Problem to work on: The entries follow. Copy every line in which "title" appears.

# # # # # # #

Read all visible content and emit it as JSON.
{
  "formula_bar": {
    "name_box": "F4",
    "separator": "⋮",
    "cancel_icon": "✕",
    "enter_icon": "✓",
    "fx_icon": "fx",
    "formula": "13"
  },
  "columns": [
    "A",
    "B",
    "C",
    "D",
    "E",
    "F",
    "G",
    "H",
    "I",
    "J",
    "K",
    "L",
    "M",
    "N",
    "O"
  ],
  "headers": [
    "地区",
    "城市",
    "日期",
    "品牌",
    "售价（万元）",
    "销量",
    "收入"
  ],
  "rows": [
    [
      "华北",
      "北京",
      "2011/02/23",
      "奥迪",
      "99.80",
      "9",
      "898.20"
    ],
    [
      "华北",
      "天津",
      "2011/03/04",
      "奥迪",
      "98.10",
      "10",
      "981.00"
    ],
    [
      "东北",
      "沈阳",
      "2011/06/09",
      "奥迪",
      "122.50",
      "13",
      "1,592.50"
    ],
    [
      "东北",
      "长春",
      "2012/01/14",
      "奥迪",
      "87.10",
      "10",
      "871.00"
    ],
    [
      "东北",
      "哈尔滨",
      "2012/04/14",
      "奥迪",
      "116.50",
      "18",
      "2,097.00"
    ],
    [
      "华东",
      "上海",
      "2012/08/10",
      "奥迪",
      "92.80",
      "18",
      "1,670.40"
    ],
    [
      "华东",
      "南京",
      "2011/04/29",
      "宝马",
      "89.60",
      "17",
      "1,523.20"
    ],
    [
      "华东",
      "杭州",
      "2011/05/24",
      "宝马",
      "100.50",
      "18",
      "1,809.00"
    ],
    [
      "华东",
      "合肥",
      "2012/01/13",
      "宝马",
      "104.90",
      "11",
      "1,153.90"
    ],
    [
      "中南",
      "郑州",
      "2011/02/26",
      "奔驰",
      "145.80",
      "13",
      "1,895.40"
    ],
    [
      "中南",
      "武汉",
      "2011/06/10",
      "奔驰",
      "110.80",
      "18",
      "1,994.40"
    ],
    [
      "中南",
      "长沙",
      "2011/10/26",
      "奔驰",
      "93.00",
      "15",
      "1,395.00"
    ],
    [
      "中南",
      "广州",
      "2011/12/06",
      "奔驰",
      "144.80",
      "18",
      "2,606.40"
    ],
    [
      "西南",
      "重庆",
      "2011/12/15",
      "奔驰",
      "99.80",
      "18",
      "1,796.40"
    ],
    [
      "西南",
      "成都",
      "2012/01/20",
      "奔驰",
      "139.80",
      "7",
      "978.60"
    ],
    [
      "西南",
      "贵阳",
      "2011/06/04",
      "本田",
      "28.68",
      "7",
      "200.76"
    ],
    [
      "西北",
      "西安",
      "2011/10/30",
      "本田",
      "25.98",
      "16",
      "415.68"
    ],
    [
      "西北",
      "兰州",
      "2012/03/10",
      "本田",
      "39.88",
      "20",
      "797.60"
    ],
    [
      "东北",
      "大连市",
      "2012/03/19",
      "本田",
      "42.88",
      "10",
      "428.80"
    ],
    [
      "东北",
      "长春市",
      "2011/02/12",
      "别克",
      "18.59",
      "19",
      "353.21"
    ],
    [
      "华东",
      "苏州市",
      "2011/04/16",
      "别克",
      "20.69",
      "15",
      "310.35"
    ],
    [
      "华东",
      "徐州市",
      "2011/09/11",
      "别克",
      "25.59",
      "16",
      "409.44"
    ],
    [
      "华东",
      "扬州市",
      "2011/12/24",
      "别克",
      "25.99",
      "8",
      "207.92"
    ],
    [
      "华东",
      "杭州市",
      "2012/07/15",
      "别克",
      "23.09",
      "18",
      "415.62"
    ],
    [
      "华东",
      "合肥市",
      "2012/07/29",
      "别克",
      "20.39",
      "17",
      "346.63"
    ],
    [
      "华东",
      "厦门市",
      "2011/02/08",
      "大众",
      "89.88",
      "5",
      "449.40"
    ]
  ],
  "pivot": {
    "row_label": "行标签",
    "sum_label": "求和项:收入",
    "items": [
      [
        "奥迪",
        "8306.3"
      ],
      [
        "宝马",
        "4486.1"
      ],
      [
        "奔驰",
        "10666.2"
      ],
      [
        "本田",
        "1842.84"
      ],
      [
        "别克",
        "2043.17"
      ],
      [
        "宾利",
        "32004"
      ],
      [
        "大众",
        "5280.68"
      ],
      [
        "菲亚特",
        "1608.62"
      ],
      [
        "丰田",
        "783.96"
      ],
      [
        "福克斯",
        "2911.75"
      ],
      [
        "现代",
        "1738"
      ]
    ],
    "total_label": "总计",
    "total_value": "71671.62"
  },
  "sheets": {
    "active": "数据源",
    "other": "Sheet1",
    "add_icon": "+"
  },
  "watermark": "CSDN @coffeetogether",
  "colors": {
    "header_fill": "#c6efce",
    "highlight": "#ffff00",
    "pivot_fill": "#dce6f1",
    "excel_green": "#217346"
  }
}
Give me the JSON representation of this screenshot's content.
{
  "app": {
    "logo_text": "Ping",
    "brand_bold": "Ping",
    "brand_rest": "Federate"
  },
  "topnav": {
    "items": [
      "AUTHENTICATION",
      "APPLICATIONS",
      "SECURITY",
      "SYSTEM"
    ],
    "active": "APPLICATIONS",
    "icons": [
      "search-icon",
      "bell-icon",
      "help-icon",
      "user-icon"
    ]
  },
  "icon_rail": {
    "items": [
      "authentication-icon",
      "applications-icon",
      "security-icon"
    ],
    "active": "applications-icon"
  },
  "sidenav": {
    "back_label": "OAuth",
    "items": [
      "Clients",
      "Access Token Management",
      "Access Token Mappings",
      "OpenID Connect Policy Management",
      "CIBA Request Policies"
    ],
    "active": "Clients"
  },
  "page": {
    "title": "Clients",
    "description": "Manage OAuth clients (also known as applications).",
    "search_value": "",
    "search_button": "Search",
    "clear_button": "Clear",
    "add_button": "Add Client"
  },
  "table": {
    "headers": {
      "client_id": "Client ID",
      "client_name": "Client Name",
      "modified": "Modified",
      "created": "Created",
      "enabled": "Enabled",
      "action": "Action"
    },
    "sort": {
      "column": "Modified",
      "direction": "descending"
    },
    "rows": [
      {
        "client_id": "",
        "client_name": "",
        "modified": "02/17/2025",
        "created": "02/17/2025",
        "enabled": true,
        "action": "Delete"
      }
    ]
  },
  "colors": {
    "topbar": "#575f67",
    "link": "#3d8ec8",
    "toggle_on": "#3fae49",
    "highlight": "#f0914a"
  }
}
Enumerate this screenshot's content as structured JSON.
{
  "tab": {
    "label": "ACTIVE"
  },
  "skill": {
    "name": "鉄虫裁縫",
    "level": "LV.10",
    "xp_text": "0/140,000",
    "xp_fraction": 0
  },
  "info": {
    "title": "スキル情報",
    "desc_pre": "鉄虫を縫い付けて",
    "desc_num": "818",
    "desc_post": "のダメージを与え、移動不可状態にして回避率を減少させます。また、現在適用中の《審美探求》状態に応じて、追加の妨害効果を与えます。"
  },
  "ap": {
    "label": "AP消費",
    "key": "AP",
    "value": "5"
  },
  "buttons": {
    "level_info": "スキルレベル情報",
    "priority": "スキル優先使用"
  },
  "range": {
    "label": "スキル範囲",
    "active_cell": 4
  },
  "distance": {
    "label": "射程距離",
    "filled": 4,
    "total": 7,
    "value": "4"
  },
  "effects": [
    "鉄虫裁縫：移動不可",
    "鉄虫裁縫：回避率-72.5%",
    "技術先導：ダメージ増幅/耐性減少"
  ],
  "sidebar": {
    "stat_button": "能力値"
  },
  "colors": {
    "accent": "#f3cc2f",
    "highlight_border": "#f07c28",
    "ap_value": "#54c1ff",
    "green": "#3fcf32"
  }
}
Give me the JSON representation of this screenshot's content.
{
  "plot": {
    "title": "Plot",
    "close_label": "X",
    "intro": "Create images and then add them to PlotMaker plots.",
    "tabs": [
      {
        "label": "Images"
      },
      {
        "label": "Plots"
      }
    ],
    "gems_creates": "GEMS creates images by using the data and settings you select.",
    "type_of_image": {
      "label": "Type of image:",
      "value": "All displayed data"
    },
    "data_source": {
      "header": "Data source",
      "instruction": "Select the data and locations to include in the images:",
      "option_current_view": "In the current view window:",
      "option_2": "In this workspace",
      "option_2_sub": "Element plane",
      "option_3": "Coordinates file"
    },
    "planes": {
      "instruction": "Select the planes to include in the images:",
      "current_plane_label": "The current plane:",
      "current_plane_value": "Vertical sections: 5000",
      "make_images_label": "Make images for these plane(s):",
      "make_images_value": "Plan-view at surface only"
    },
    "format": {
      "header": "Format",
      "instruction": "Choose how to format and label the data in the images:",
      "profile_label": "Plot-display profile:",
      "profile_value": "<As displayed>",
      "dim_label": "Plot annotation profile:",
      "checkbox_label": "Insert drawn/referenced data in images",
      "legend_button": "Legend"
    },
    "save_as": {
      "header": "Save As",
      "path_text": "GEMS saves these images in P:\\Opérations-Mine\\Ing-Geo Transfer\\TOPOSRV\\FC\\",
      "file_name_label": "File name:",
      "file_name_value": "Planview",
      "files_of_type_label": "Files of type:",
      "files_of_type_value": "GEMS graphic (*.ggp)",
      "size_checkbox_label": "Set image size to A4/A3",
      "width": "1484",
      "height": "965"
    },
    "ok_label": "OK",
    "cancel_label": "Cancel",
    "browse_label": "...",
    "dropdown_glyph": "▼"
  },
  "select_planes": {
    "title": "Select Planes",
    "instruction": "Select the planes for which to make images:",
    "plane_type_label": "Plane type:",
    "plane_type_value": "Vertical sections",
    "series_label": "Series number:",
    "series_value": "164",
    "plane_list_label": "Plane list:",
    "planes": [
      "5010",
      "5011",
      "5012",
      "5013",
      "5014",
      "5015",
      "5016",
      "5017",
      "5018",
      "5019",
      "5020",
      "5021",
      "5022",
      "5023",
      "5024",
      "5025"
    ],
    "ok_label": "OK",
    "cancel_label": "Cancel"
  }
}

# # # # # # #

Task result:
    "title": "Clients",
    "title": "スキル情報",
    "title": "Plot",
    "title": "Select Planes",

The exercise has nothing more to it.